Mortgage repurchaser Freddie Mac posted $550 million in losses in the third quarter, and expects to remain in the red during the fourth quarter, the company said today.
The losses were attributed to a decline in long-term interest rates, which reversed gains the company made in the first half of the year on derivatives and credit-guarantee assets the company holds to manage risk.
But Freddie Mac officials say the company’s mortgage credit risk remains low, and that residential mortgage debt outstanding should continue to grow in 2007.
During the third quarter, the company’s credit guarantee portfolio grew at an annualized rate of 11 percent, to $1.5 trillion at the end of November, a 43 percent share of the market for government-sponsored enterprise mortgage securitizations. That compares with 45 percent for the same period in 2005 and 41 percent in 2004.
Freddie Mac’s retained portfolio, which remains subject to a voluntary cap, decreased slightly to $704 billion.
The government-sponsored lender’s estimated net income was $2.5 billion for the first nine months of 2006, compared with net income of $1.4 billion for the same period last year.

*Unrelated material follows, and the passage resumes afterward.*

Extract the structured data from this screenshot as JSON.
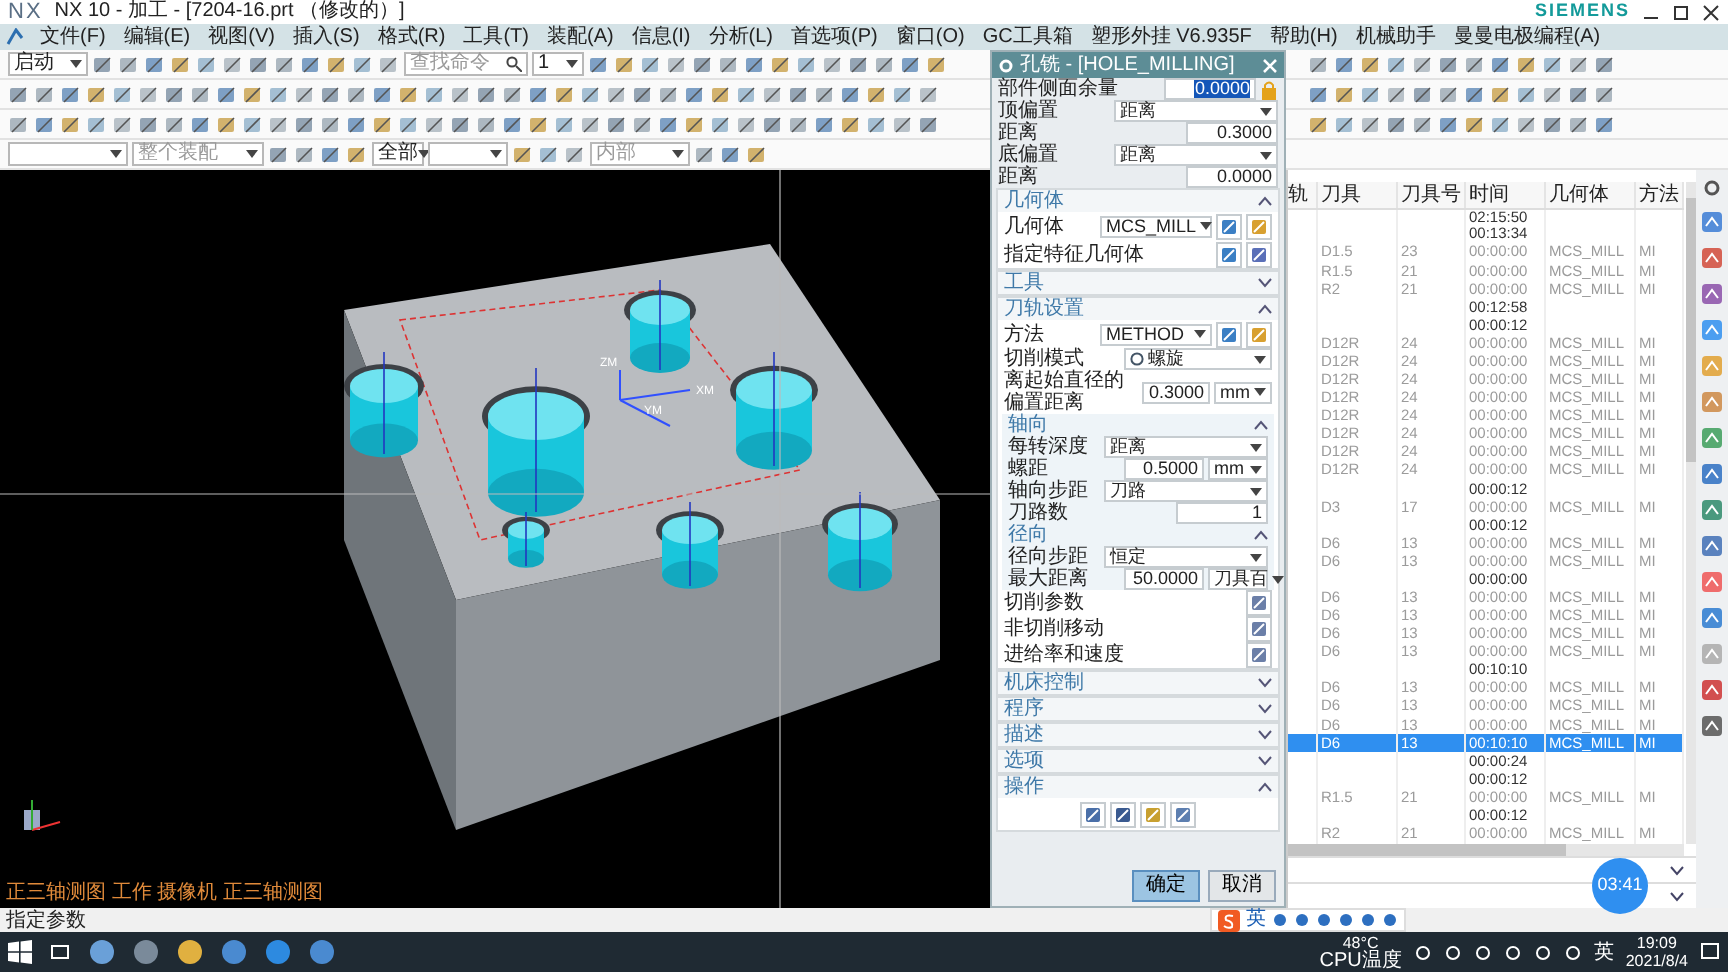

Long-term interest rates declined by approximately 50 basis points during the third quarter, the company said, leading to a $1.5 billion loss on derivatives and credit-guarantee assets the company holds as a hedge against risk. The losses reversed gains on these investments in the first half of the year and contributed to an estimated net loss of approximately $550 million for the quarter. That compares with net income of $880 million for the third quarter of 2005.
“While our quarterly results reflect the volatility we see quarter-to-quarter in response to movements in interest rates, we remain encouraged with the underlying progress of Freddie Mac’s business,” Richard Syron, Freddie Mac’s chairman and chief executive officer, said in a statement.
Although Freddie Mac faces a “challenging market environment” because of tight yield spreads, funding levels remain “highly attractive,” key interest-rate and credit-risk measures are solid, and the company’s capital levels are strong, Syron said.
The $1.5 trillion in loans Freddie Mac guarantees have a low loan-to-value ratio of 56 percent, and is well diversified nationally, the company said. Although Freddie Mac has been buying more adjustable-rate and nontraditional mortgage products this year, long-term, fixed-rate mortgages continue to make up more than 80 percent of the credit-guarantee portfolio.
Interest-only mortgages represented about 15 of purchases year to date, and accounted for 4 percent of the total credit-guarantee portfolio. Payment-option adjustable loans made up 2 percent of purchases, and comprised 2 percent of the credit-guarantee portfolio.
At the end of the third quarter, the total single-family delinquency rate was 51 basis points, compared with 69 basis points at the end of 2005 and 73 basis points at the end of 2004. The company estimates that net charge-offs through the third quarter of 2006 were $110 million, or 1 basis point of the credit-guarantee portfolio, compared with $82 million, or .8 basis points of the portfolio for the same period in 2005.